MIT’s actions are no anomaly. In my experience defending student rights at the Foundation for Individual Rights in Education (FIRE), I have too often seen universities take a hard line against technological activity that’s a little outside the box. Our campuses seem to do everything they can to discourage those who push the boundaries. When Berkeley student Derek Low converted his garden-variety dorm room into BRAD, the Berkeley Ridiculously Automated Dorm, Berkeley deemed it a fire hazard and sent him to a judicial hearing. (Low took the hint and moved out of the dorms a few weeks later.) And when University of Central Florida student Tim Arnold launched a website that would help students enroll in difficult-to-get classes by texting alerts when seats were available, he was put on three semesters’ probation and made to give up his leadership role in a student club.

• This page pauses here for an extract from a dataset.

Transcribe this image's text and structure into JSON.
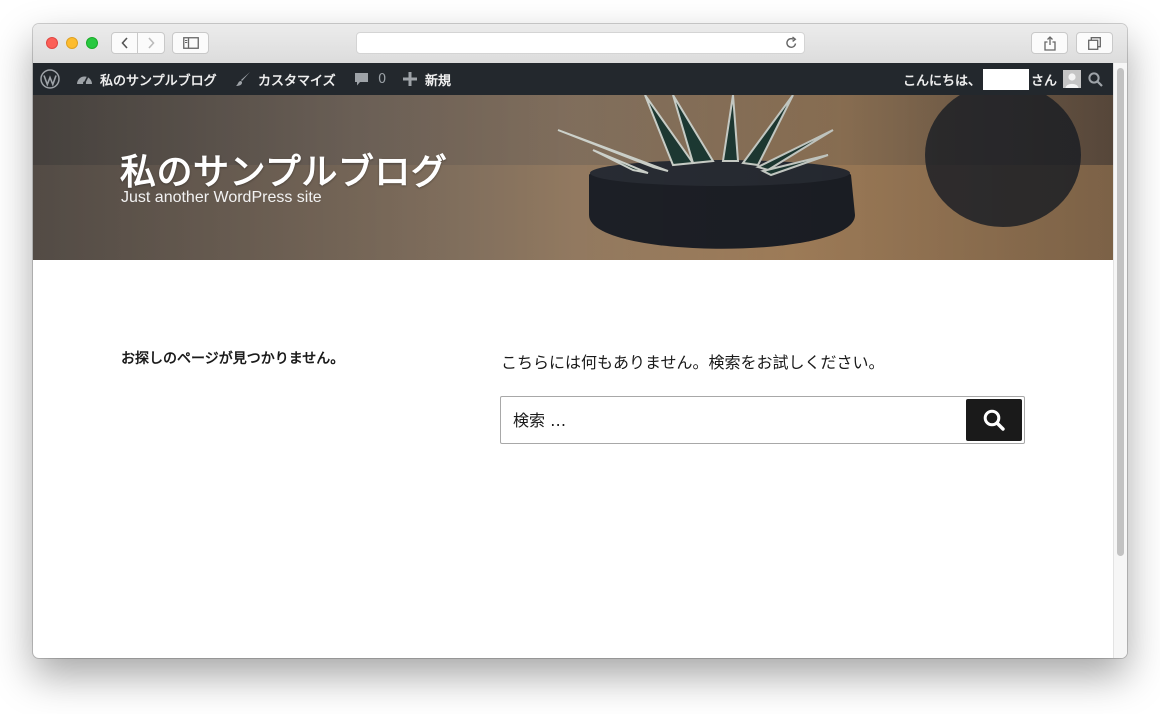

Neither of these cases, of course, had outcomes remotely on a par with the tragedy of Aaron Swartz. Yet all the same they are illustrative of widespread campus authoritarianism contrary to the American spirit of experimentation and the free marketplace of ideas. Even the most authoritarian American institution, the military, knows that innovation requires breathing room for the creative among us. Tim Lee of the Washington Post’s Wonkblog, writing about Swartz, points out that during the Manhattan Project, famed scientist Richard Feynman (who attended MIT, by the way) amused himself by breaking into military safes holding secret documents. The military knew better than to punish Feynman for his illegal yet ultimately harmless actions if it wanted results. Yet our universities today demand and get vast discretion on how to govern student life—and then proceed to hugely overreact to “offenses” that barely deserve the term.
Greg Lukianoff, author and president of FIRE, calls this effect “unlearning liberty.” Campuses are teaching students that freedom should not be the norm in America, and conditioning them to accept illiberal and arbitrarily enforced restrictions on their speech and actions. Worse, in Swartz’s case, the urge to censor and restrict so prevalent on college campuses intersected with the disturbing tendency of today’s prosecutors to overcharge defendants with ill-defined crimes, which FIRE Chairman Harvey Silverglate exposes in his aptly named book Three Felonies a Day.
Both of these trends are immensely dangerous. This time, their confluence cost the world Aaron Swartz. If unchecked, they guarantee us a future with fewer Feynmans and Swartzes—the very type of people who bring us the future—not through suicide but simply through discouragement. I pray that America doesn’t have to lose the contributions of any more geniuses before we begin to address the cultural and institutional problems that triggered Aaron Swartz’s tragic decision.